Asteroid could be a remnant of an ill-fated protoplanet

Illustration of the asteroid Psyche in partial darkness

Illustration of the asteroid Psyche in partial darkness

September 15, 2021

Researchers at the California Institute of Technology participating in a program supported by the U.S. National Science Foundation examined millimeter-wavelength light emissions from the asteroid Psyche to learn more about its origin and surface. The findings, published in The Planetary Science Journal, offer new insights into surface properties of the asteroid and its mysterious origins. Some researchers speculate the asteroid could be a remnant of an ill-fated protoplanet.

Psyche orbits the sun in the Asteroid Belt, a round and hollow region of the Milky Way that is home to more than a million cosmic entities ranging in size from small to enormous. The largest of the M-Type asteroids -- metal-rich asteroids that could be fragments of proto planets -- Psyche has a diameter greater than 200 kilometers, or around 125 miles.

Thermal observations measure the light emitted by an object, not the light that the object reflects. Gathering surface data from viewing locations multiple times over the course of the day adds more detailed data and an interpretation of the object’s landscape that is less ambiguous and more reliable. 

Scientists chose the Atacama Large Millimeter/submillimeter Array, or ALMA, in Chile to capture Psyche’s emissions. Radio telescopes were used to generate an image of the asteroid of about 50 pixels. Achieving that resolution was possible because ALMA observed Psyche at millimeter wavelengths that are longer than infrared wavelengths, allowing researchers to combine data from all the telescopes and produce higher resolution images.

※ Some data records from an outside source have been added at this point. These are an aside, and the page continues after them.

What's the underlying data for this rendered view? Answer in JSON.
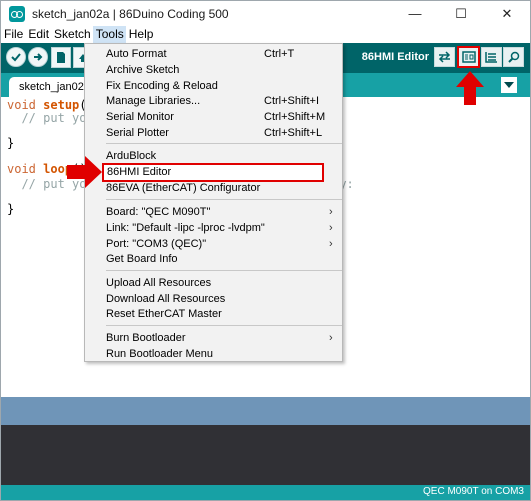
{
  "window": {
    "title": "sketch_jan02a | 86Duino Coding 500",
    "controls": {
      "minimize": "—",
      "maximize": "☐",
      "close": "✕"
    }
  },
  "menubar": {
    "items": [
      "File",
      "Edit",
      "Sketch",
      "Tools",
      "Help"
    ],
    "active": "Tools"
  },
  "toolbar": {
    "label": "86HMI Editor",
    "left_buttons": [
      "verify-icon",
      "upload-icon",
      "new-icon",
      "open-icon",
      "save-icon"
    ],
    "right_buttons": [
      "sync-icon",
      "hmi-editor-icon",
      "list-icon",
      "serial-monitor-icon"
    ]
  },
  "tabs": {
    "items": [
      "sketch_jan02a"
    ]
  },
  "editor": {
    "lines": [
      {
        "type": "void",
        "fn": "setup",
        "rest": "() {"
      },
      {
        "comment": "  // put your main code here, to run once:"
      },
      {
        "plain": ""
      },
      {
        "plain": "}"
      },
      {
        "plain": ""
      },
      {
        "type": "void",
        "fn": "loop",
        "rest": "() {"
      },
      {
        "comment": "  // put your main code here, to run repeatedly:"
      },
      {
        "plain": ""
      },
      {
        "plain": "}"
      }
    ]
  },
  "tools_menu": {
    "items": [
      {
        "label": "Auto Format",
        "shortcut": "Ctrl+T"
      },
      {
        "label": "Archive Sketch"
      },
      {
        "label": "Fix Encoding & Reload"
      },
      {
        "label": "Manage Libraries...",
        "shortcut": "Ctrl+Shift+I"
      },
      {
        "label": "Serial Monitor",
        "shortcut": "Ctrl+Shift+M"
      },
      {
        "label": "Serial Plotter",
        "shortcut": "Ctrl+Shift+L"
      },
      {
        "label": "ArduBlock"
      },
      {
        "label": "86HMI Editor",
        "highlighted": true
      },
      {
        "label": "86EVA (EtherCAT) Configurator"
      },
      {
        "label": "Board: \"QEC M090T\"",
        "submenu": true
      },
      {
        "label": "Link: \"Default -lipc -lproc -lvdpm\"",
        "submenu": true
      },
      {
        "label": "Port: \"COM3 (QEC)\"",
        "submenu": true
      },
      {
        "label": "Get Board Info"
      },
      {
        "label": "Upload All Resources"
      },
      {
        "label": "Download All Resources"
      },
      {
        "label": "Reset EtherCAT Master"
      },
      {
        "label": "Burn Bootloader",
        "submenu": true
      },
      {
        "label": "Run Bootloader Menu"
      }
    ]
  },
  "status": {
    "board_port": "QEC M090T on COM3"
  },
  "colors": {
    "toolbar": "#006468",
    "tabbar": "#17a1a5",
    "console_strip": "#6f95b8",
    "console": "#303035",
    "highlight_red": "#e00000"
  }
}
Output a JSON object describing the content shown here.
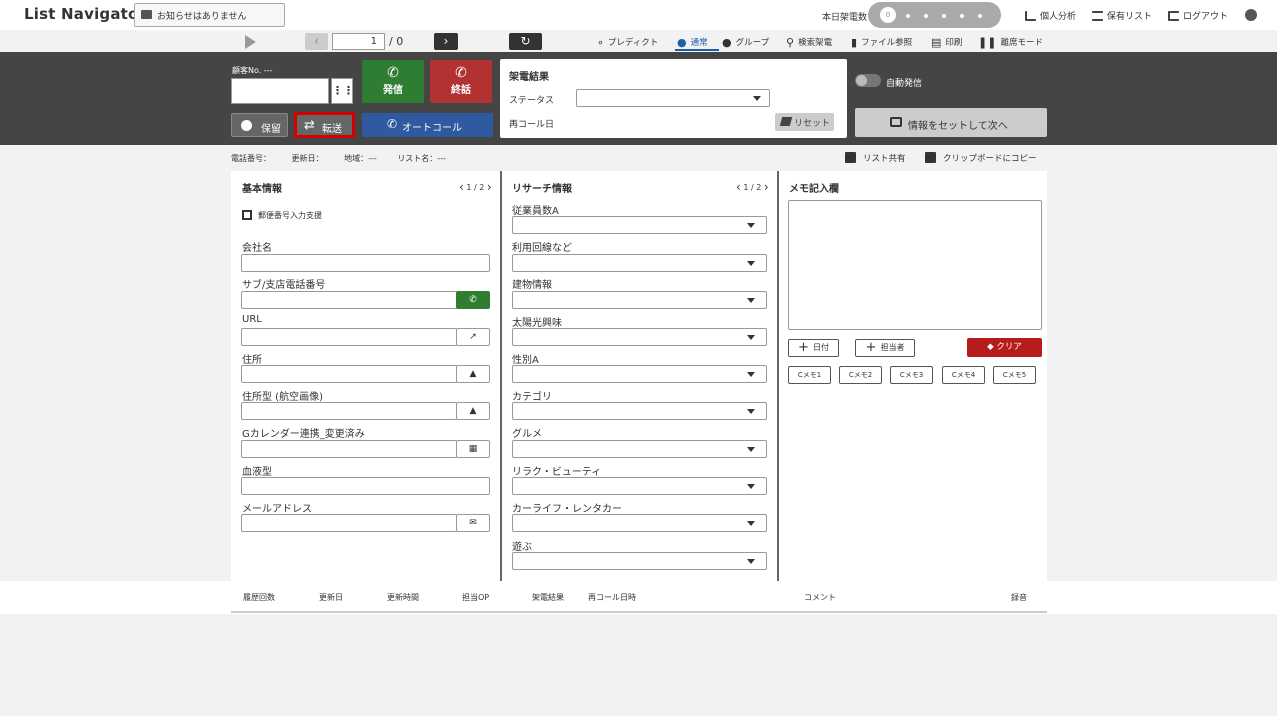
{
  "header": {
    "logo": "List Navigator.",
    "notice": "お知らせはありません",
    "call_count_label": "本日架電数",
    "call_count_value": "0",
    "links": [
      "個人分析",
      "保有リスト",
      "ログアウト"
    ]
  },
  "toolbar": {
    "page_input": "1",
    "page_total": "/ 0",
    "nav": {
      "predict": "プレディクト",
      "normal": "通常",
      "group": "グループ",
      "search_call": "検索架電",
      "file_ref": "ファイル参照",
      "print": "印刷",
      "leave_mode": "離席モード"
    }
  },
  "call_panel": {
    "customer_no_label": "顧客No. ---",
    "dial_label": "発信",
    "hangup_label": "終話",
    "hold_label": "保留",
    "transfer_label": "転送",
    "autocall_label": "オートコール",
    "result_title": "架電結果",
    "status_label": "ステータス",
    "recall_label": "再コール日",
    "reset_label": "リセット",
    "auto_dial_label": "自動発信",
    "set_next_label": "情報をセットして次へ"
  },
  "info_row": {
    "phone": "電話番号：",
    "updated": "更新日：",
    "region": "地域：---",
    "list_name": "リスト名：---",
    "share": "リスト共有",
    "copy": "クリップボードにコピー"
  },
  "basic": {
    "title": "基本情報",
    "pager": "1 / 2",
    "zip_helper": "郵便番号入力支援",
    "fields": [
      "会社名",
      "サブ/支店電話番号",
      "URL",
      "住所",
      "住所型 (航空画像)",
      "Gカレンダー連携_変更済み",
      "血液型",
      "メールアドレス"
    ]
  },
  "research": {
    "title": "リサーチ情報",
    "pager": "1 / 2",
    "fields": [
      "従業員数A",
      "利用回線など",
      "建物情報",
      "太陽光興味",
      "性別A",
      "カテゴリ",
      "グルメ",
      "リラク・ビューティ",
      "カーライフ・レンタカー",
      "遊ぶ"
    ]
  },
  "memo": {
    "title": "メモ記入欄",
    "date_btn": "日付",
    "person_btn": "担当者",
    "clear_btn": "クリア",
    "cmemos": [
      "Cメモ1",
      "Cメモ2",
      "Cメモ3",
      "Cメモ4",
      "Cメモ5"
    ]
  },
  "history": {
    "columns": [
      "履歴回数",
      "更新日",
      "更新時間",
      "担当OP",
      "架電結果",
      "再コール日時",
      "コメント",
      "録音"
    ]
  },
  "colors": {
    "dial_green": "#2e7d32",
    "hangup_red": "#b23232",
    "autocall_blue": "#2f5aa0",
    "transfer_highlight": "#d40000",
    "clear_red": "#b71c1c"
  }
}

The data indicated that Psyche's thermal inertia -- the amount of time it takes an object to heat up when it receives light from the sun and how fast it cools down when darkness descends -- is above normal for an asteroid, which could mean that Psyche has an uncommonly dense or conductive surface. Psyche emits scattered light, and it is very likely that rocks on the surface of the asteroid are sprinkled with grains of metallic materials. The data indicates Psyche's surface is at least 30% metal.

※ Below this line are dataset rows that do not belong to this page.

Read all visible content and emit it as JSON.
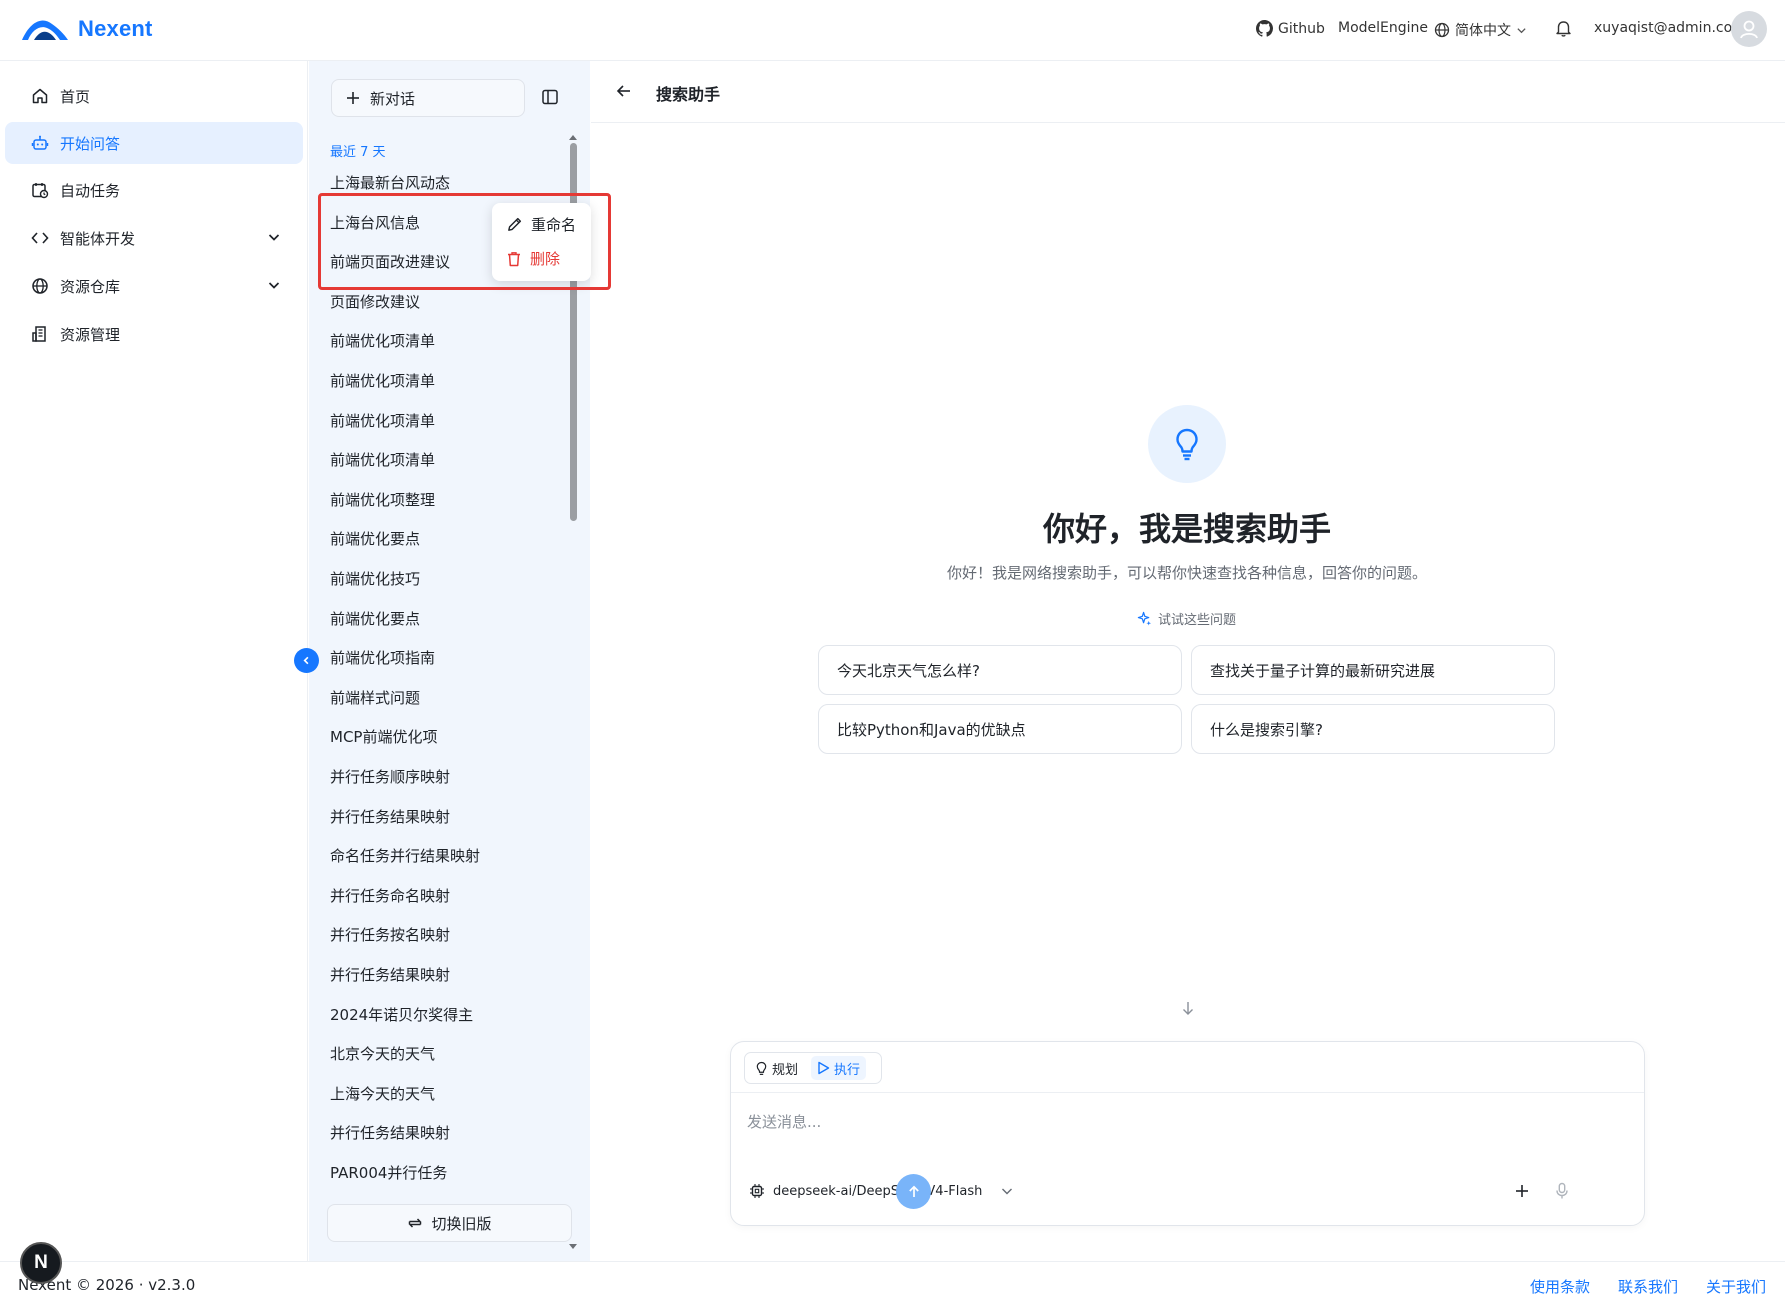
{
  "header": {
    "brand": "Nexent",
    "github": "Github",
    "model_engine": "ModelEngine",
    "language": "简体中文",
    "user_email": "xuyaqist@admin.com"
  },
  "nav": {
    "home": "首页",
    "start_chat": "开始问答",
    "auto_tasks": "自动任务",
    "agent_dev": "智能体开发",
    "resource_repo": "资源仓库",
    "resource_mgmt": "资源管理"
  },
  "chat_list": {
    "new_chat": "新对话",
    "section_label": "最近 7 天",
    "items": [
      "上海最新台风动态",
      "上海台风信息",
      "前端页面改进建议",
      "页面修改建议",
      "前端优化项清单",
      "前端优化项清单",
      "前端优化项清单",
      "前端优化项清单",
      "前端优化项整理",
      "前端优化要点",
      "前端优化技巧",
      "前端优化要点",
      "前端优化项指南",
      "前端样式问题",
      "MCP前端优化项",
      "并行任务顺序映射",
      "并行任务结果映射",
      "命名任务并行结果映射",
      "并行任务命名映射",
      "并行任务按名映射",
      "并行任务结果映射",
      "2024年诺贝尔奖得主",
      "北京今天的天气",
      "上海今天的天气",
      "并行任务结果映射",
      "PAR004并行任务"
    ],
    "switch_old": "切换旧版"
  },
  "context_menu": {
    "rename": "重命名",
    "delete": "删除"
  },
  "main": {
    "agent_name": "搜索助手",
    "greeting": "你好，我是搜索助手",
    "description": "你好！我是网络搜索助手，可以帮你快速查找各种信息，回答你的问题。",
    "try_label": "试试这些问题",
    "suggestions": [
      "今天北京天气怎么样?",
      "查找关于量子计算的最新研究进展",
      "比较Python和Java的优缺点",
      "什么是搜索引擎?"
    ]
  },
  "composer": {
    "mode_plan": "规划",
    "mode_execute": "执行",
    "placeholder": "发送消息...",
    "model": "deepseek-ai/DeepSeek-V4-Flash"
  },
  "footer": {
    "copyright": "Nexent © 2026 · v2.3.0",
    "terms": "使用条款",
    "contact": "联系我们",
    "about": "关于我们"
  },
  "colors": {
    "accent": "#1677ff",
    "danger": "#e53935",
    "chat_bg": "#f1f6fd"
  }
}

The findings give weight to alternative explanations for Psyche's surface composition, including the theory that Psyche could be a primitive asteroid that was formed closer to the sun and not part of the core of a fragmented protoplanet. The techniques used in this study yielded new insights into the surface composition and origin of asteroids and established new ways to study large objects in the Asteroid Belt.

--  NSF Public Affairs,